Whether it be plot twists, romance meta-narratives, or crime scares, the power within literature is undoubtable. Such is reinforced by Albus Dumbledore himself, when he explains words as 'our most inexhaustible source of magic’.
Yes, words are great when you read them in your head. Of course. But, do you remember being read the ending of ‘Of Mice and Men’ in GCSE English, and practically gasping in the corner of your classroom when Lennie is shot? (Sorry if that was a spoiler, but, come on, if you haven't read it by now, who even are you?)
How many of you have been to a book reading- yeah, like the ones you see in American movies- and completely heard the book in a new light? What about being read books in primary school for story time, or by your parents as a child? Do you remember how the words used to conjure entire fantasy worlds in your mind while they were reading?
Well, this week, we both implore and give you absolute, no-shame permission to re-awaken this fantasy world of words. Get someone to read aloud to you, or try listening to a reading online. There's been so many during lockdown.
But, if you have a story you want to tell instead of one you want to hear, even better! Although COVID has put a temporary end to open mic nights for creative writing, why not add to the reel and share something you have written?
We’ve kick started it with a recital from Atwood’s novel, The Testaments. Gemma's borderline obsession with this book is about as embarrassing as it gets. We dare you, try and top it. https://app.stitcht.io/link/UV6eBR88fkYkMrtCA

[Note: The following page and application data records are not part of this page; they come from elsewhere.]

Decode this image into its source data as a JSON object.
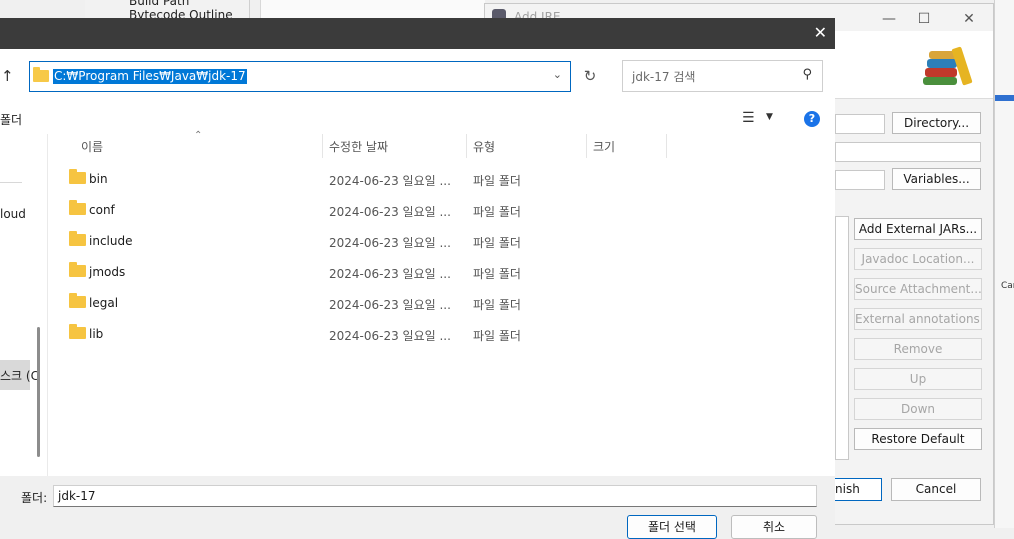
{
  "background": {
    "menu_items": [
      "Build Path",
      "Bytecode Outline"
    ]
  },
  "jre_dialog": {
    "title": "Add JRE",
    "buttons": {
      "directory": "Directory...",
      "variables": "Variables...",
      "add_external_jars": "Add External JARs...",
      "javadoc_location": "Javadoc Location...",
      "source_attachment": "Source Attachment...",
      "external_annotations": "External annotations...",
      "remove": "Remove",
      "up": "Up",
      "down": "Down",
      "restore_default": "Restore Default",
      "finish_partial": "nish",
      "cancel": "Cancel"
    },
    "right_strip_text": "Can"
  },
  "file_dialog": {
    "close_glyph": "✕",
    "address_path": "C:₩Program Files₩Java₩jdk-17",
    "search_placeholder": "jdk-17 검색",
    "toolbar_left_partial": "폴더",
    "left_pane": {
      "cloud_partial": "loud",
      "disk_partial": "스크 (C"
    },
    "columns": [
      "이름",
      "수정한 날짜",
      "유형",
      "크기"
    ],
    "rows": [
      {
        "name": "bin",
        "date": "2024-06-23 일요일 ...",
        "type": "파일 폴더"
      },
      {
        "name": "conf",
        "date": "2024-06-23 일요일 ...",
        "type": "파일 폴더"
      },
      {
        "name": "include",
        "date": "2024-06-23 일요일 ...",
        "type": "파일 폴더"
      },
      {
        "name": "jmods",
        "date": "2024-06-23 일요일 ...",
        "type": "파일 폴더"
      },
      {
        "name": "legal",
        "date": "2024-06-23 일요일 ...",
        "type": "파일 폴더"
      },
      {
        "name": "lib",
        "date": "2024-06-23 일요일 ...",
        "type": "파일 폴더"
      }
    ],
    "folder_label": "폴더:",
    "folder_value": "jdk-17",
    "select_button": "폴더 선택",
    "cancel_button": "취소"
  }
}
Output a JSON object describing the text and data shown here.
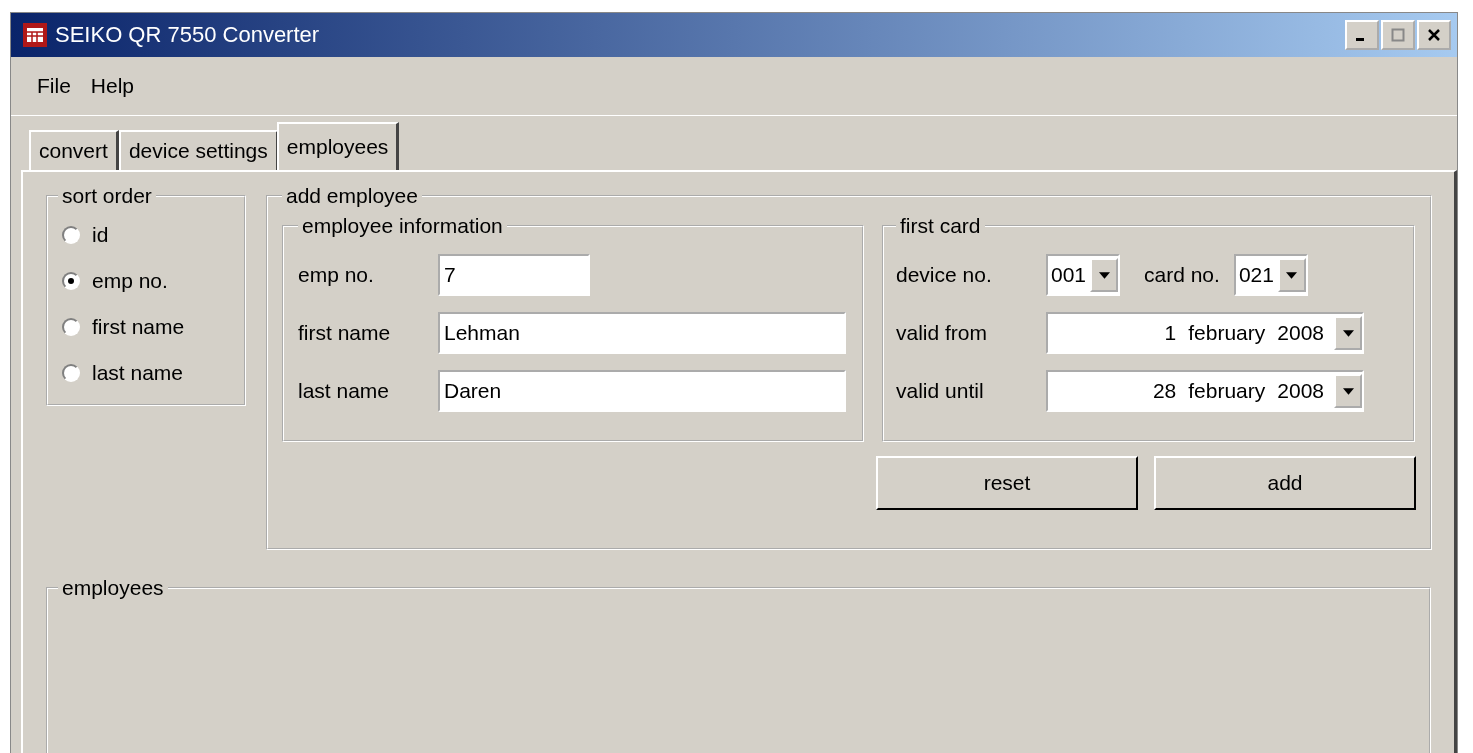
{
  "window": {
    "title": "SEIKO QR 7550 Converter"
  },
  "menu": [
    "File",
    "Help"
  ],
  "tabs": [
    {
      "label": "convert",
      "selected": false
    },
    {
      "label": "device settings",
      "selected": false
    },
    {
      "label": "employees",
      "selected": true
    }
  ],
  "sort_order": {
    "title": "sort order",
    "options": [
      {
        "label": "id",
        "selected": false
      },
      {
        "label": "emp no.",
        "selected": true
      },
      {
        "label": "first name",
        "selected": false
      },
      {
        "label": "last name",
        "selected": false
      }
    ]
  },
  "add_employee": {
    "title": "add employee",
    "employee_information": {
      "title": "employee information",
      "fields": [
        {
          "label": "emp no.",
          "value": "7",
          "kind": "short"
        },
        {
          "label": "first name",
          "value": "Lehman",
          "kind": "long"
        },
        {
          "label": "last name",
          "value": "Daren",
          "kind": "long"
        }
      ]
    },
    "first_card": {
      "title": "first card",
      "device_no": {
        "label": "device no.",
        "value": "001"
      },
      "card_no": {
        "label": "card no.",
        "value": "021"
      },
      "dates": [
        {
          "label": "valid from",
          "day": "1",
          "month": "february",
          "year": "2008"
        },
        {
          "label": "valid until",
          "day": "28",
          "month": "february",
          "year": "2008"
        }
      ]
    },
    "buttons": [
      "reset",
      "add"
    ]
  },
  "employees": {
    "title": "employees"
  }
}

Whether you're reading, listening, or just laughing at your friends, come and join in with National Storytelling Week at Stitcht, and become a part of this wonderful community.